A few days earlier, the Lufthansa management decided to move an alternative headquarters to Munich. With immediate effect, a staff of 35 Lufthansa employees was ordered to Munich.
At around 9.45 p.m. the engine noise of the Focke Wulf from the north-east, coming from Berlin-Tempelhof, approaching the Munich-Riem airport, was audible.
The weather was extremely bad with gale force winds and heavy snow flurries. Landing was therefore out of the question! The flight captain August Künstle turned the Focke Wulf in a loop in an easterly direction, in the hope that a landing would be possible after the snow shower and better visibility had been removed.
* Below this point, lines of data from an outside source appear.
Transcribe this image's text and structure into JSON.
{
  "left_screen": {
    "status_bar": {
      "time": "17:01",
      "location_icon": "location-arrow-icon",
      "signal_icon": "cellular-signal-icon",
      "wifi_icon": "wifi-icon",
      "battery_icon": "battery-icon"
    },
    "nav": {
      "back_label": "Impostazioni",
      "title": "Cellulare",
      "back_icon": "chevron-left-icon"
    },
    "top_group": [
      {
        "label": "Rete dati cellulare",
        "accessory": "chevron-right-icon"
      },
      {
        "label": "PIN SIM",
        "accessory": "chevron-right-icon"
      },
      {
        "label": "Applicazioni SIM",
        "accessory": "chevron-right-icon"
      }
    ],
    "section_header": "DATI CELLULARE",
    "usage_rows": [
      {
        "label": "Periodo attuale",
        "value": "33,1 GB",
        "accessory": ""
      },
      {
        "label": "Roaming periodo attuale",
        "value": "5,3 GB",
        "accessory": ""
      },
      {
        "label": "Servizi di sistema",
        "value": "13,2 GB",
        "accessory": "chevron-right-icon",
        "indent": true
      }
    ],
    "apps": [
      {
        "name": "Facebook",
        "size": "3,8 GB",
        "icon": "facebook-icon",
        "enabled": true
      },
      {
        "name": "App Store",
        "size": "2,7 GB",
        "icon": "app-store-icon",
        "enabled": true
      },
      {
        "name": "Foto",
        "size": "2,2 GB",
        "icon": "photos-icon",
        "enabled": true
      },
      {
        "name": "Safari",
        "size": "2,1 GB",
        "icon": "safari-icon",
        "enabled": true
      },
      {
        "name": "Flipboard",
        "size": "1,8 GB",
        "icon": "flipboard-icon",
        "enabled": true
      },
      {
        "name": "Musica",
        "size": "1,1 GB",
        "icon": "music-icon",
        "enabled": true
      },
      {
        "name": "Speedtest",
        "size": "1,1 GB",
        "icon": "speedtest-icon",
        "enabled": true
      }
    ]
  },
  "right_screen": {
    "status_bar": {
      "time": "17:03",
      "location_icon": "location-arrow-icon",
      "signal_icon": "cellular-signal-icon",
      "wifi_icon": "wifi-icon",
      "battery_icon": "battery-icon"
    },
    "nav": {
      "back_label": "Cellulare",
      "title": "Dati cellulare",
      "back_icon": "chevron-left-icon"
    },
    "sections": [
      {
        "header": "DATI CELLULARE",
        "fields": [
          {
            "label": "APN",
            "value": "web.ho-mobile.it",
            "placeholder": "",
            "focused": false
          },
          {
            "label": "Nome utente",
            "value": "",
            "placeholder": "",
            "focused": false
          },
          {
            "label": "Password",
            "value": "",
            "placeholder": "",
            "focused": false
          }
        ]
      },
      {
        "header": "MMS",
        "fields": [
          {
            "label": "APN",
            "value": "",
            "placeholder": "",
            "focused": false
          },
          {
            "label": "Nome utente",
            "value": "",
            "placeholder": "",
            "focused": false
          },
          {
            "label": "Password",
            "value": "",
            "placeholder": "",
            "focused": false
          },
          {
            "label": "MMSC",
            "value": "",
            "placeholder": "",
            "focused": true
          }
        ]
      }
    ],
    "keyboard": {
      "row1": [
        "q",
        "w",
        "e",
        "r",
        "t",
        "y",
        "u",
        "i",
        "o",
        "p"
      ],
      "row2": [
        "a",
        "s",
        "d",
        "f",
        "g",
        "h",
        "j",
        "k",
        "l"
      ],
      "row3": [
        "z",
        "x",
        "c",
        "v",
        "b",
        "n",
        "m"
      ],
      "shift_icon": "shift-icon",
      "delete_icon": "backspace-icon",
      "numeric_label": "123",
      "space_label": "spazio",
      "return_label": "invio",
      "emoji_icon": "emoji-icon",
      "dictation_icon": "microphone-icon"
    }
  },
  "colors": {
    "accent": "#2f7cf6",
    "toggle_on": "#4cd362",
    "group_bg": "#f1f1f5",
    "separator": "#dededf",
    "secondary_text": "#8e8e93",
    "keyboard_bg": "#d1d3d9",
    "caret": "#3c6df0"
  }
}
Radio traffic was severely disturbed by atmospheric disturbances.
A short time later, some residents within a radius of about 10 kilometers around Piesenkofen saw the Focke Wulf 200B-2 Condor burning in the night sky. The machine made a great turn, brightly lit inside, and growling unusually loud. Then the machine shaved the tops of the trees in a forest, the Condor was pulled up one last time, then a crash occurred - about 500 meters northeast of Piesenkofen, Gde. Egglkofen - directly on the Piesenkofen-Jesenkofen road. The plane bored itself almost vertically into the forest floor and left only a small, circular path between the trees in the forest. After the crash, the machine stewed and burned for about three days. Three engines and the long hull were stuck deep in the forest floor. The wings looked like an "accordion".
About 25 people were killed in the crash. At first it was assumed that Hitler, Goebbels and Göring, among others, were on the plane because they might want to leave for Spain *, because this was the last flight of a private airline from the Reich capital Berlin before the end of the Second World War. This suspicion could only be refuted with the publication of the passenger list.
The investigation of the plane crash lasted until December 9th, 1954. Here the judgment was announced before the 3rd Senate of the Bavarian State Social Court in Munich, according to which the Focke Wulf 200B-2 Condor D-ASHH “Hessen” crashed tragic accident, the causes of which can only be traced back to the danger area peculiar to civilian flight operations, but not to influences caused by the war.
* Until the end, the fact remains mysterious that one day before take-off, on April 20, 1945, the Spanish Ministry of Aviation issued a landing permit for the D-ASHH to land in Barcelona. On April 21, the day of the crash, the Barcelona radio station received the start message from the D-ASHH via the Munich radio station, which also radioed Barcelona that the plane had flown over Munich. Later on, Barcelona received the message from D-ASHH via the Munich radio station: “Flying straight to Barcelona”. This was the last message from D-ASHH.